- Preparing guidelines and other documents, by invitation to other groups
- Membership of the Irritable Bowel Disease Clinical Advisory Group
- Representation of patients at surgical meetings, for example on finding consensus on how best to manage fistulating Crohn’s disease.
- Preparation of patient leaflets
2016 Annual Report of the PLG (256kB)
Jo Church (Chair)
Previously Vice-Chair of the Patient Liaison Group at the Royal College of Surgeons of England, Jo was the sole patient representative at the ACPGBI from 2008 until the formation of the Patient Liaison Group in 2015.
As a long term carer, she has come to appreciate the importance of constructive dialogue between patients and their surgeons and the clinical team. Those with devastating and limiting diagnoses often remember vividly for the rest of their lives the pertinent and well chosen words of clinicians, which can play a huge part in optimising outcomes and future self-management. Good communications can also mitigate the impact and consequences for the close family of the patient, particularly when a parent is seriously ill.
A patient liaison group in the pursuit of benefit to patients and their supporters, which ensures that it provides an independent, honest and critical view to a wide audience at all times, can offer a fresh view from those immersed in a healthcare environment, where resources and time are often in short supply.
Professor Robert Arnott is a member of the Patient Liaison Group and its deputy representative on the Council of the ACPGBI. He has suffered from Crohn’s Disease since his teenage years in the 1960s and from that time onwards has undergone surgery twelve times.

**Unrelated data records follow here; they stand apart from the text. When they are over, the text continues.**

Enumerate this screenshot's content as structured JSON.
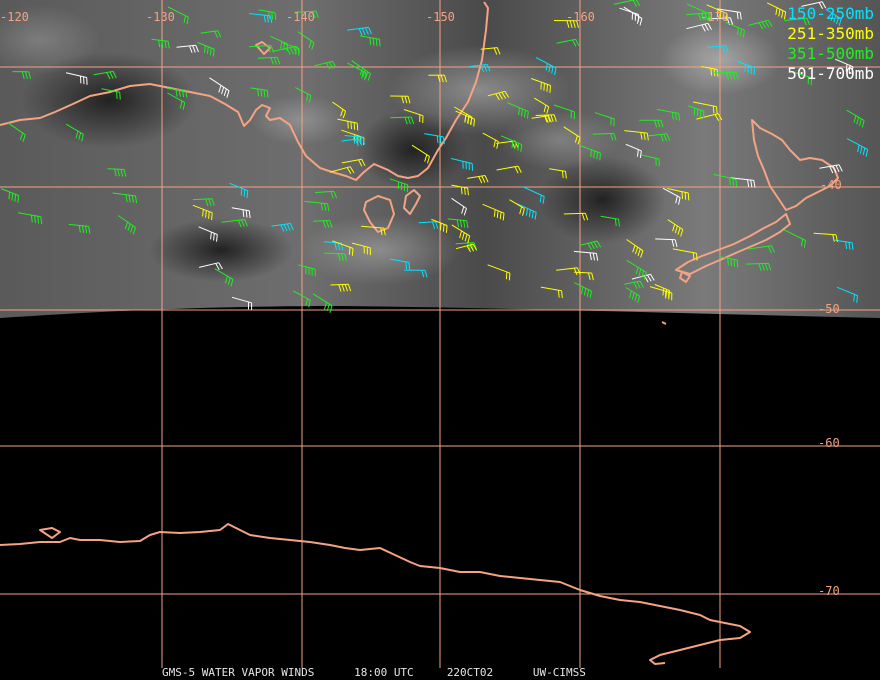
{
  "map": {
    "longitude_labels": [
      "-120",
      "-130",
      "-140",
      "-150",
      "-160",
      "-170"
    ],
    "latitude_labels": [
      "-40",
      "-50",
      "-60",
      "-70"
    ],
    "gridline_color": "#f4a383",
    "coastline_color": "#f4a383",
    "image_background": "#000000"
  },
  "legend": [
    {
      "label": "150-250mb",
      "color": "#00e5ff"
    },
    {
      "label": "251-350mb",
      "color": "#ffff00"
    },
    {
      "label": "351-500mb",
      "color": "#22ee22"
    },
    {
      "label": "501-700mb",
      "color": "#ffffff"
    }
  ],
  "footer": {
    "satellite": "GMS-5 WATER VAPOR WINDS",
    "time": "18:00 UTC",
    "date": "220CT02",
    "source": "UW-CIMSS"
  }
}
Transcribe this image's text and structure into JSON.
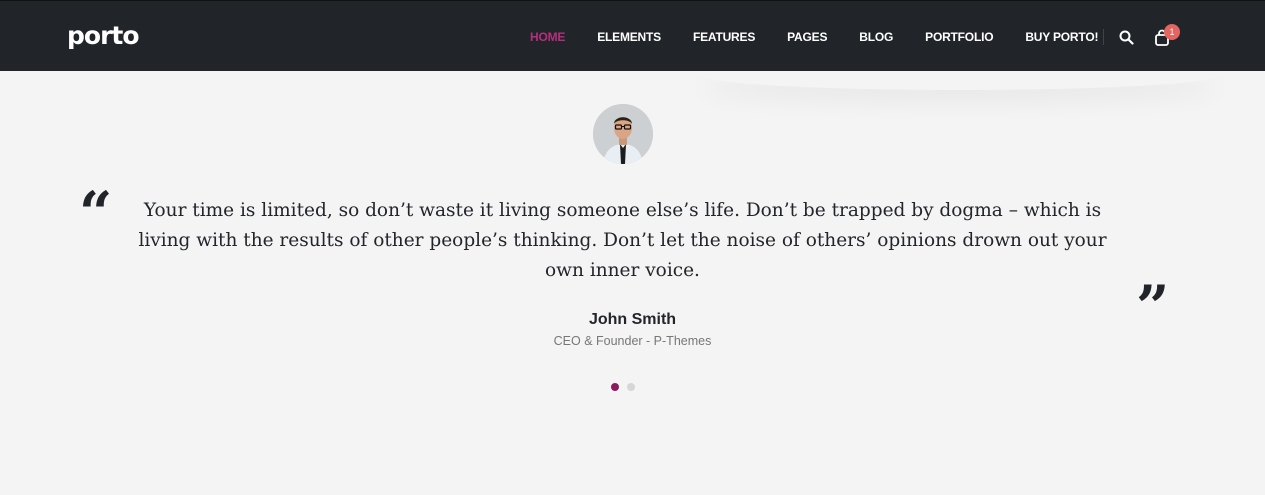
{
  "header": {
    "logo_text": "porto",
    "nav": [
      {
        "label": "HOME",
        "active": true
      },
      {
        "label": "ELEMENTS",
        "active": false
      },
      {
        "label": "FEATURES",
        "active": false
      },
      {
        "label": "PAGES",
        "active": false
      },
      {
        "label": "BLOG",
        "active": false
      },
      {
        "label": "PORTFOLIO",
        "active": false
      },
      {
        "label": "BUY PORTO!",
        "active": false
      }
    ],
    "search_icon": "search-icon",
    "cart_icon": "cart-icon",
    "cart_count": "1"
  },
  "testimonial": {
    "quote": "Your time is limited, so don’t waste it living someone else’s life. Don’t be trapped by dogma – which is living with the results of other people’s thinking. Don’t let the noise of others’ opinions drown out your own inner voice.",
    "author_name": "John Smith",
    "author_role": "CEO & Founder - P-Themes",
    "open_quote_glyph": "“",
    "close_quote_glyph": "”"
  },
  "carousel": {
    "total": 2,
    "active_index": 0
  },
  "colors": {
    "header_bg": "#212529",
    "accent": "#b72e7e",
    "active_dot": "#8c1a5f",
    "badge": "#e4655f",
    "page_bg": "#f4f4f4"
  }
}
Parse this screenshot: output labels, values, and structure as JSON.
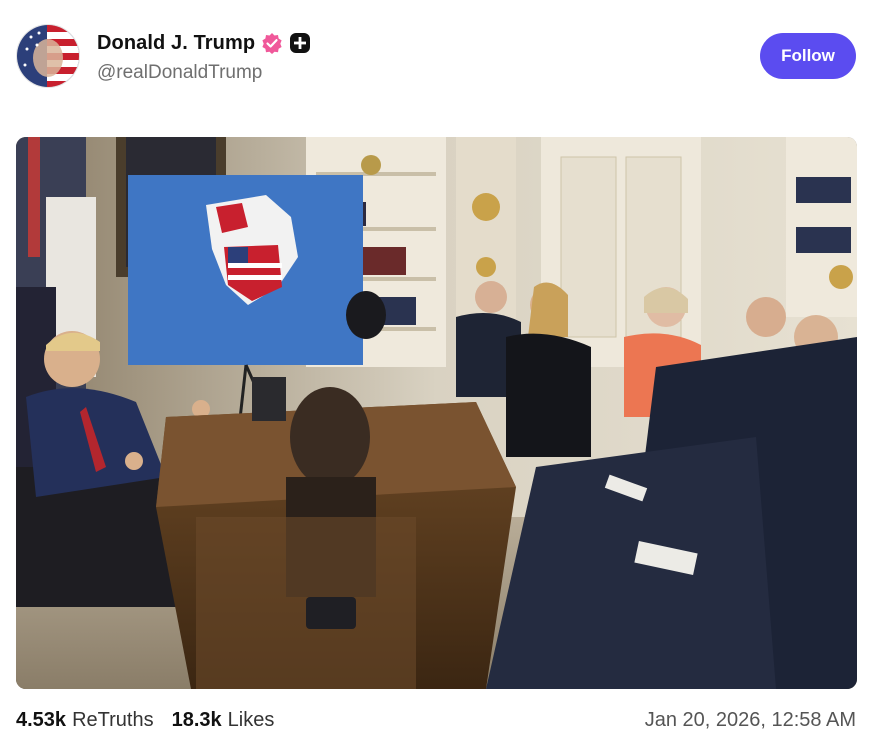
{
  "user": {
    "display_name": "Donald J. Trump",
    "handle": "@realDonaldTrump",
    "verified_icon": "verified-badge-icon",
    "plus_icon": "plus-badge-icon",
    "avatar_icon": "profile-avatar",
    "verified_color": "#f0589a"
  },
  "follow_button": {
    "label": "Follow",
    "color": "#5b4cf0"
  },
  "post": {
    "image_icon": "post-photo"
  },
  "stats": {
    "retruths_count": "4.53k",
    "retruths_label": "ReTruths",
    "likes_count": "18.3k",
    "likes_label": "Likes"
  },
  "timestamp": "Jan 20, 2026, 12:58 AM"
}
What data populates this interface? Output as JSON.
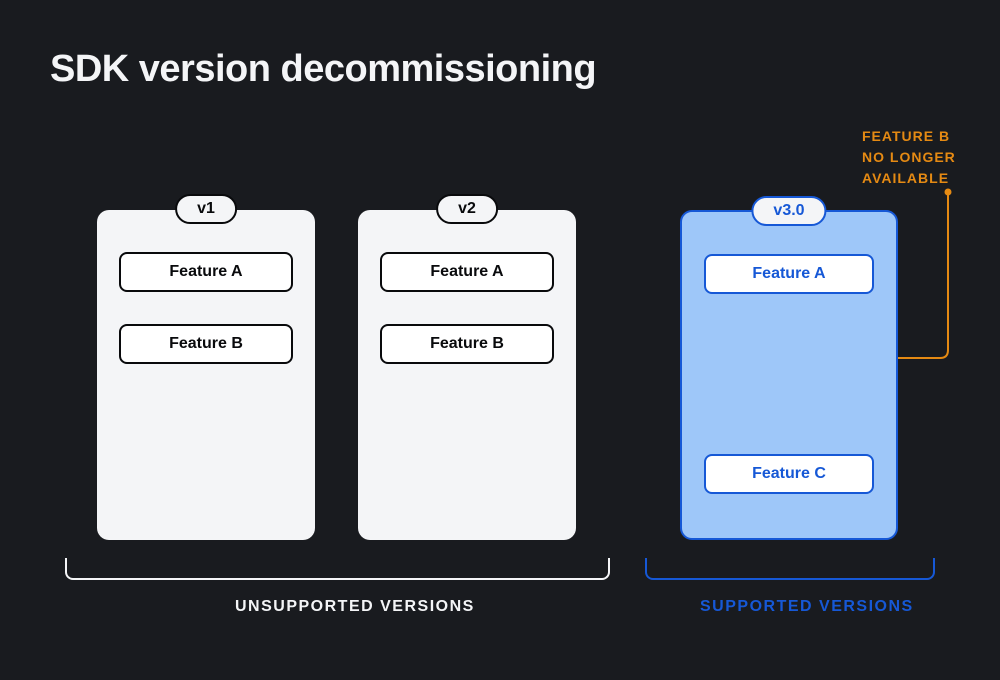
{
  "title": "SDK version decommissioning",
  "callout": "FEATURE B\nNO LONGER\nAVAILABLE",
  "cards": {
    "v1": {
      "version": "v1",
      "feature_a": "Feature A",
      "feature_b": "Feature B"
    },
    "v2": {
      "version": "v2",
      "feature_a": "Feature A",
      "feature_b": "Feature B"
    },
    "v3": {
      "version": "v3.0",
      "feature_a": "Feature A",
      "feature_c": "Feature C"
    }
  },
  "sections": {
    "unsupported": "UNSUPPORTED VERSIONS",
    "supported": "SUPPORTED VERSIONS"
  },
  "colors": {
    "bg": "#191b1f",
    "light": "#f4f5f7",
    "blue": "#1658d6",
    "blue_fill": "#9ec7f9",
    "orange": "#e58a13"
  }
}
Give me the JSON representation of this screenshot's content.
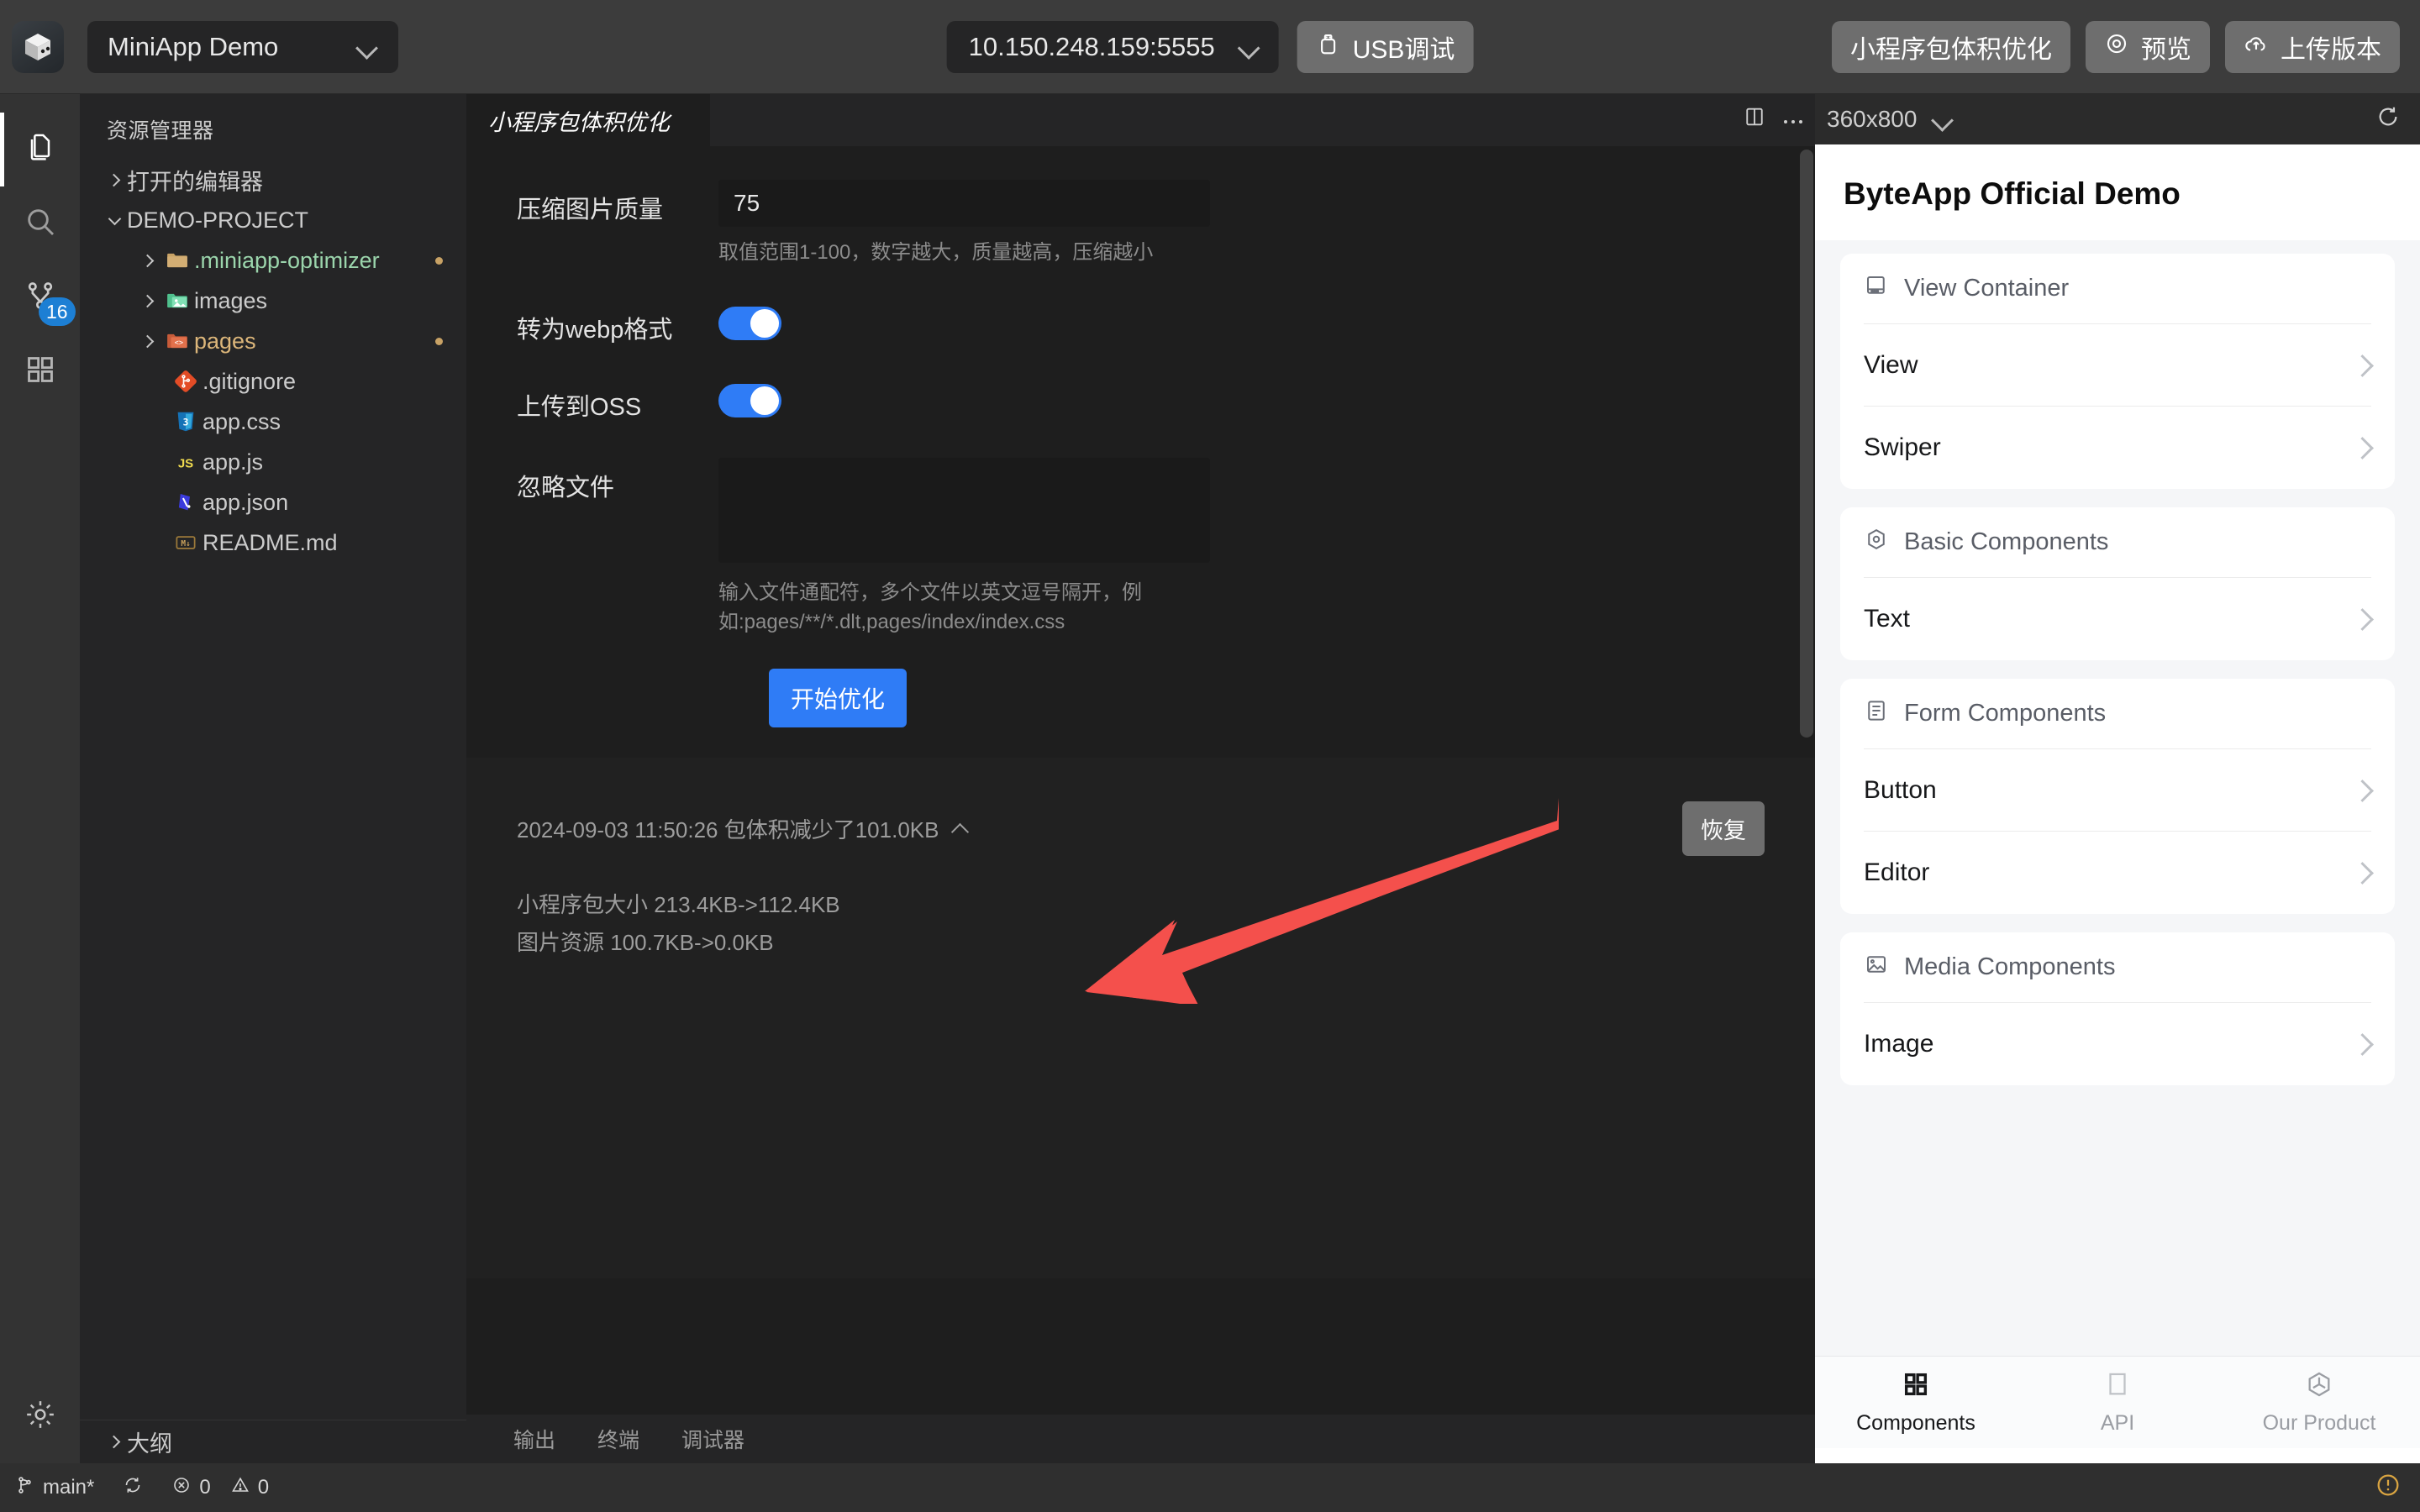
{
  "titlebar": {
    "logo_icon": "cube-logo-icon",
    "project_name": "MiniApp Demo",
    "device_address": "10.150.248.159:5555",
    "usb_debug_label": "USB调试",
    "optimize_label": "小程序包体积优化",
    "preview_label": "预览",
    "upload_label": "上传版本"
  },
  "activitybar": {
    "items": [
      {
        "name": "explorer",
        "icon": "files-icon",
        "badge": ""
      },
      {
        "name": "search",
        "icon": "search-icon",
        "badge": ""
      },
      {
        "name": "source-control",
        "icon": "source-control-icon",
        "badge": "16"
      },
      {
        "name": "extensions",
        "icon": "extensions-icon",
        "badge": ""
      }
    ],
    "settings_icon": "gear-icon"
  },
  "explorer": {
    "title": "资源管理器",
    "open_editors_label": "打开的编辑器",
    "project_label": "DEMO-PROJECT",
    "outline_label": "大纲",
    "files": [
      {
        "label": ".miniapp-optimizer",
        "type": "folder",
        "icon": "folder-icon",
        "color": "#9bd5ac",
        "expandable": true,
        "modified": true
      },
      {
        "label": "images",
        "type": "folder",
        "icon": "folder-images-icon",
        "color": "#cccccc",
        "expandable": true,
        "modified": false
      },
      {
        "label": "pages",
        "type": "folder",
        "icon": "folder-code-icon",
        "color": "#dcb67a",
        "expandable": true,
        "modified": true
      },
      {
        "label": ".gitignore",
        "type": "file",
        "icon": "git-icon",
        "color": "#cccccc",
        "expandable": false,
        "modified": false
      },
      {
        "label": "app.css",
        "type": "file",
        "icon": "css-icon",
        "color": "#cccccc",
        "expandable": false,
        "modified": false
      },
      {
        "label": "app.js",
        "type": "file",
        "icon": "js-icon",
        "color": "#cccccc",
        "expandable": false,
        "modified": false
      },
      {
        "label": "app.json",
        "type": "file",
        "icon": "json-icon",
        "color": "#cccccc",
        "expandable": false,
        "modified": false
      },
      {
        "label": "README.md",
        "type": "file",
        "icon": "markdown-icon",
        "color": "#cccccc",
        "expandable": false,
        "modified": false
      }
    ]
  },
  "editor": {
    "tab_label": "小程序包体积优化",
    "form": {
      "quality_label": "压缩图片质量",
      "quality_value": "75",
      "quality_hint": "取值范围1-100，数字越大，质量越高，压缩越小",
      "webp_label": "转为webp格式",
      "webp_on": true,
      "oss_label": "上传到OSS",
      "oss_on": true,
      "ignore_label": "忽略文件",
      "ignore_value": "",
      "ignore_placeholder": "",
      "ignore_hint": "输入文件通配符，多个文件以英文逗号隔开，例如:pages/**/*.dlt,pages/index/index.css",
      "start_button": "开始优化"
    },
    "result": {
      "timestamp_line": "2024-09-03 11:50:26 包体积减少了101.0KB",
      "collapse_icon": "caret-up-icon",
      "restore_button": "恢复",
      "lines": [
        "小程序包大小 213.4KB->112.4KB",
        "图片资源 100.7KB->0.0KB"
      ]
    }
  },
  "panelbar": {
    "tabs": [
      "输出",
      "终端",
      "调试器"
    ]
  },
  "preview": {
    "layout_icon": "split-layout-icon",
    "more_icon": "ellipsis-icon",
    "size": "360x800",
    "refresh_icon": "refresh-icon",
    "app_title": "ByteApp Official Demo",
    "sections": [
      {
        "header": "View Container",
        "header_icon": "view-container-icon",
        "rows": [
          "View",
          "Swiper"
        ]
      },
      {
        "header": "Basic Components",
        "header_icon": "basic-components-icon",
        "rows": [
          "Text"
        ]
      },
      {
        "header": "Form Components",
        "header_icon": "form-components-icon",
        "rows": [
          "Button",
          "Editor"
        ]
      },
      {
        "header": "Media Components",
        "header_icon": "media-components-icon",
        "rows": [
          "Image"
        ]
      }
    ],
    "tabbar": [
      {
        "label": "Components",
        "icon": "grid-icon",
        "active": true
      },
      {
        "label": "API",
        "icon": "square-icon",
        "active": false
      },
      {
        "label": "Our Product",
        "icon": "hexagon-icon",
        "active": false
      }
    ]
  },
  "statusbar": {
    "branch_icon": "git-branch-icon",
    "branch": "main*",
    "sync_icon": "sync-icon",
    "error_icon": "error-icon",
    "errors": "0",
    "warning_icon": "warning-icon",
    "warnings": "0",
    "notification_icon": "bell-warning-icon"
  },
  "annotation": {
    "arrow_color": "#F4504C",
    "arrow_icon": "red-arrow-icon"
  },
  "colors": {
    "accent_blue": "#2F7CF6",
    "badge_blue": "#1D7FD4",
    "titlebar_bg": "#3C3C3C",
    "sidebar_bg": "#252526",
    "editor_bg": "#1E1E1E",
    "statusbar_bg": "#2F2F2F"
  }
}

He has had an ileostomy for nearly forty years. He is a keen and experienced advocate of the rights and responsibilities of patients and is passionate about defending the NHS. A former senior manager in the NHS, he is now at the University of Oxford, where he teaches, mainly to medical students, the history of medicine and healthcare policy and researches into the history of disease. He is a trustee and Secretary of the Bowel Disease Research Foundation (BDRF) of the ACPGBI.
Azmina Verjee is a member of the Patient Liaison Group and a trustee of the BDRF.
She has had Crohn’s disease since her childhood years, subsequently undergoing various surgical procedures including an ileostomy at the age of 22 followed by a panproctocolectomy at the age of 25 for high grade dysplasia. Her personal experience has led to her to become a staunch advocate of early surgical intervention.
Azmina works within the NHS as a cancer clinical researcher and has a special interest in patient-clinician partnerships in the co-creation of research. She has both chaired and participated in various Public and Patient Involvement Panels (PPIPs) for many research studies, most notably those led by Professor Christine Norton’s research group. Azmina is a trustee of Crohn’s & Colitis UK and has represented the charity in the development of the national IBD standards, the national IBD audit and on NICE guideline development committees.
As an ad-hoc patient representative for the British Society of Gastroenterology, she recently participated in the James Lind Alliance Priority Setting Partnership for IBD. She also recently chaired the multi-disciplinary Delphi Patient Consultation Exercise on behalf of the BDRF.
Jenny Pipe is a member of the Patient Liaison Group and a member of the IBD Sub-committee. She is a former member of the IA Executive.
She suffered 10 years of ulcerative colitis until undergoing a panproctocolectomy at the age of 46 to create a permanent ileostomy. The support she gained from IA has led to her realisation of how important patient-to-patient support is in the recovery from surgery and she is an IA trained visitor. In that capacity she has been able to offer support to many patients who have undergone various surgical procedures for IBD and bowel cancer.
She took part in the ACPGBI/BDRF Delphi Patient Consultation Exercise and was privileged to be asked to join the ACPGBI Patient Liaison Group and represents the patient viewpoint on the Multidisciplinary Clinical Committee and the IBD Clinical Advisory Group.
For more information about the PLG, please contact firstname.lastname@example.org